Pilots flying Copter GPS or WAAS SIAPs must limit the speed to 90 KIAS on the initial and intermediate segment of the approach, and to no more than 70 KIAS on the final and missed approach segments. If annotated, holding may also be limited to 90 KIAS to contain the helicopter within the small airspace provided for helicopter holding patterns. During testing for helicopter holding, the optimum airspeed and leg length combination was determined to be 90 KIAS with a 3 NM outbound leg length. Consideration was given to the wind drift on the dead reckoning entry leg at slower speeds, the turn radius at faster airspeeds, and the ability of the helicopter in strong wind conditions to intercept the inbound course prior to the holding fix. The published minimums are to be used with no visibility reductions allowed. Figure 7-12 on page 7-13 is an example of a Copter GPS PinS approach that allows the helicopter to fly VFR from the MAP to the heliport.

The final and missed approach protected airspace providing obstacle and terrain avoidance is based on 70 KIAS, with a maximum 10-knot tailwind component. It is absolutely essential that pilots adhere to the 70 KIAS limitation in procedures that include an immediate climbing and turning missed approach. Exceeding the airspeed restriction increases the turning radius significantly, and can cause the helicopter to leave the missed approach protected airspace. This may result in controlled flight into terrain (CFIT) or obstacles.

If a helicopter has a VMINI greater than 70 knots, then it will not be capable of conducting this type of approach. Similarly, if the autopilot in “go-around” mode climbs at a VYI greater than 70 knots, then that mode cannot be used. It is the responsibility of the pilot to determine compliance with missed approach climb gradient requirements when operating at speeds other than VY or VYI. Missed approaches that specify an “IMMEDIATE CLIMBING TURN” have no provision for a straight ahead climbing segment before turning. A straight segment will result in exceeding the protected airspace limits.

Protected obstacle clearance areas and surfaces for the missed approach are established on the assumption that the missed approach is initiated at the DA point and for nonprecision approaches no lower than the MDA at the MAP (normally at the threshold of the approach end of the runway). The pilot must begin the missed approach at those points!

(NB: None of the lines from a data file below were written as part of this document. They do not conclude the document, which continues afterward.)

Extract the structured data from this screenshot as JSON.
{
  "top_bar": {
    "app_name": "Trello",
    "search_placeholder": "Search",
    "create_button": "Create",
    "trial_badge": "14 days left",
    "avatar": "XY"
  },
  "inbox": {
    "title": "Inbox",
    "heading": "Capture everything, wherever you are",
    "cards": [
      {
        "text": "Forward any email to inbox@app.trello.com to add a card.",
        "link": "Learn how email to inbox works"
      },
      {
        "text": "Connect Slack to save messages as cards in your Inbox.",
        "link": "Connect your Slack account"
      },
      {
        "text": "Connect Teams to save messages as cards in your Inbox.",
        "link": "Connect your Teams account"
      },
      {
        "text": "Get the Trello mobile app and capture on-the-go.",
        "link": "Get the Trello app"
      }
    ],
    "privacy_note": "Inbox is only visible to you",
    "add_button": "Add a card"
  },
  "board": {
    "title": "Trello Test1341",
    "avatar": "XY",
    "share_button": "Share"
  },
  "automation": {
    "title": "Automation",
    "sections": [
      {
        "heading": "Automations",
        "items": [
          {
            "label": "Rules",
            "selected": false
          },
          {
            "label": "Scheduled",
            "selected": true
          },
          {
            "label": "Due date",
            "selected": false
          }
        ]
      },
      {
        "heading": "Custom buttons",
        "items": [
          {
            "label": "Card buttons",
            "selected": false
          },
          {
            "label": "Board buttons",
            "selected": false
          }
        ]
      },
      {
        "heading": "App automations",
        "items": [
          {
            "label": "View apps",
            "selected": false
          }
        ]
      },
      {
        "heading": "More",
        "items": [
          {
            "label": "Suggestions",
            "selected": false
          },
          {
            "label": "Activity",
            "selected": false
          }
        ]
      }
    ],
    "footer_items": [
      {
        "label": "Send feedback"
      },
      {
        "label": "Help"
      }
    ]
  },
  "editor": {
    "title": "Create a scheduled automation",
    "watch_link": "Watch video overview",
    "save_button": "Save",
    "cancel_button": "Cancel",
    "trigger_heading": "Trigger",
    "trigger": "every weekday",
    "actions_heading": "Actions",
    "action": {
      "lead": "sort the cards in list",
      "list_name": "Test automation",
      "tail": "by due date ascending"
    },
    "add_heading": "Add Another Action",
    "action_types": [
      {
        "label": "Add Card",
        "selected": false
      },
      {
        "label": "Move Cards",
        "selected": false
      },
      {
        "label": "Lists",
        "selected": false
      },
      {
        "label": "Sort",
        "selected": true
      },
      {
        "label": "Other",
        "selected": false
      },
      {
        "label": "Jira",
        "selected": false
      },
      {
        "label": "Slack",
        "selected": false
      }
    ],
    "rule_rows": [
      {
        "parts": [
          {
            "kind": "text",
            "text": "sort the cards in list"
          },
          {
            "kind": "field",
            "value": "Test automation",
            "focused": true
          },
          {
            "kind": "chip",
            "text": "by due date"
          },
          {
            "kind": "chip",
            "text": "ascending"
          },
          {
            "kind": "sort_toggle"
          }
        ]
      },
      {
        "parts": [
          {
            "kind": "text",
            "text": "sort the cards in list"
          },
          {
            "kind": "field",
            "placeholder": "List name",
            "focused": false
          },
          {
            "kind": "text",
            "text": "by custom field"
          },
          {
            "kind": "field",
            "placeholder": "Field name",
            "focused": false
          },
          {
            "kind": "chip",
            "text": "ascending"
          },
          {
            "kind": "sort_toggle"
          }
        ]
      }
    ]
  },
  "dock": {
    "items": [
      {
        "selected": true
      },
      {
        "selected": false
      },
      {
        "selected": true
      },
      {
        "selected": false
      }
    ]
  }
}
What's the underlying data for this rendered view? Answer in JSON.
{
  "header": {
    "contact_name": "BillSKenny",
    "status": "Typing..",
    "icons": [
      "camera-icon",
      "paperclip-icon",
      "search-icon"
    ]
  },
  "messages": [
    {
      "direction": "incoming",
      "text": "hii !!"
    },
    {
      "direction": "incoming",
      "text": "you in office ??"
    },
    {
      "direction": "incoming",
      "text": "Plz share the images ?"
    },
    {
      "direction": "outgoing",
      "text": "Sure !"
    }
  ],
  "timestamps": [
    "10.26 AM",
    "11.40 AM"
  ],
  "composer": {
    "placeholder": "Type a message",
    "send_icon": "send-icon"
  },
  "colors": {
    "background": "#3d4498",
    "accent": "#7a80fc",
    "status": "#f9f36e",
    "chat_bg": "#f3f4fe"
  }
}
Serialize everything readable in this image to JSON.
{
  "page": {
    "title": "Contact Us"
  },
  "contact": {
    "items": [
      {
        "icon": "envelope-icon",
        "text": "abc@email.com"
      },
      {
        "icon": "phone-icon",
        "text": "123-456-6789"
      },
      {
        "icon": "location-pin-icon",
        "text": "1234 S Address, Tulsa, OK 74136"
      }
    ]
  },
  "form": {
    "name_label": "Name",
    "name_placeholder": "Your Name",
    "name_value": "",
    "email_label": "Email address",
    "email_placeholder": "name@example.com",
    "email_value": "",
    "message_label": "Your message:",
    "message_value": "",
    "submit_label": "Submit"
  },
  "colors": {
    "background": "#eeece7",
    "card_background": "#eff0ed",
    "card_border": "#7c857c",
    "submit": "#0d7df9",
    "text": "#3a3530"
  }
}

Flying beyond either point before beginning the missed approach will result in flying below the protected OCS and can result in a collision with an obstacle.

The missed approach segment TERPS criteria for all Copter approaches take advantage of the helicopter’s climb capabilities at slow airspeeds, resulting in high climb gradients. [Figure 7-13 on page 7-14] The OCS used to evaluate the missed approach is a 20:1 inclined plane. This surface is twice as steep for the helicopter as the OCS used to evaluate the airplane missed approach segment. The helicopter climb gradient is therefore required to be double that of the airplane’s required missed approach climb gradient.

A minimum climb gradient of at least 400 feet per NM is required unless a higher gradient is published on the approach chart; e.g., a helicopter with a ground speed of 70 knots is required to climb at a rate of 467 feet per minute (FPM)2. The advantage of using the 20:1 OCS for the helicopter missed approach segment instead of the 40:1 OCS used for the airplane is that obstacles that penetrate the 40:1 missed approach segment may not have to be considered. The result is the DA/MDA may be lower for helicopters than for other aircraft. The minimum required climb gradient of 400 feet per NM for the helicopter in a missed approach will provide 96 feet of required obstacle clearance (ROC) for each NM of flight path.

2467 FPM = 70 KIAS x 400 feet per NM/60 seconds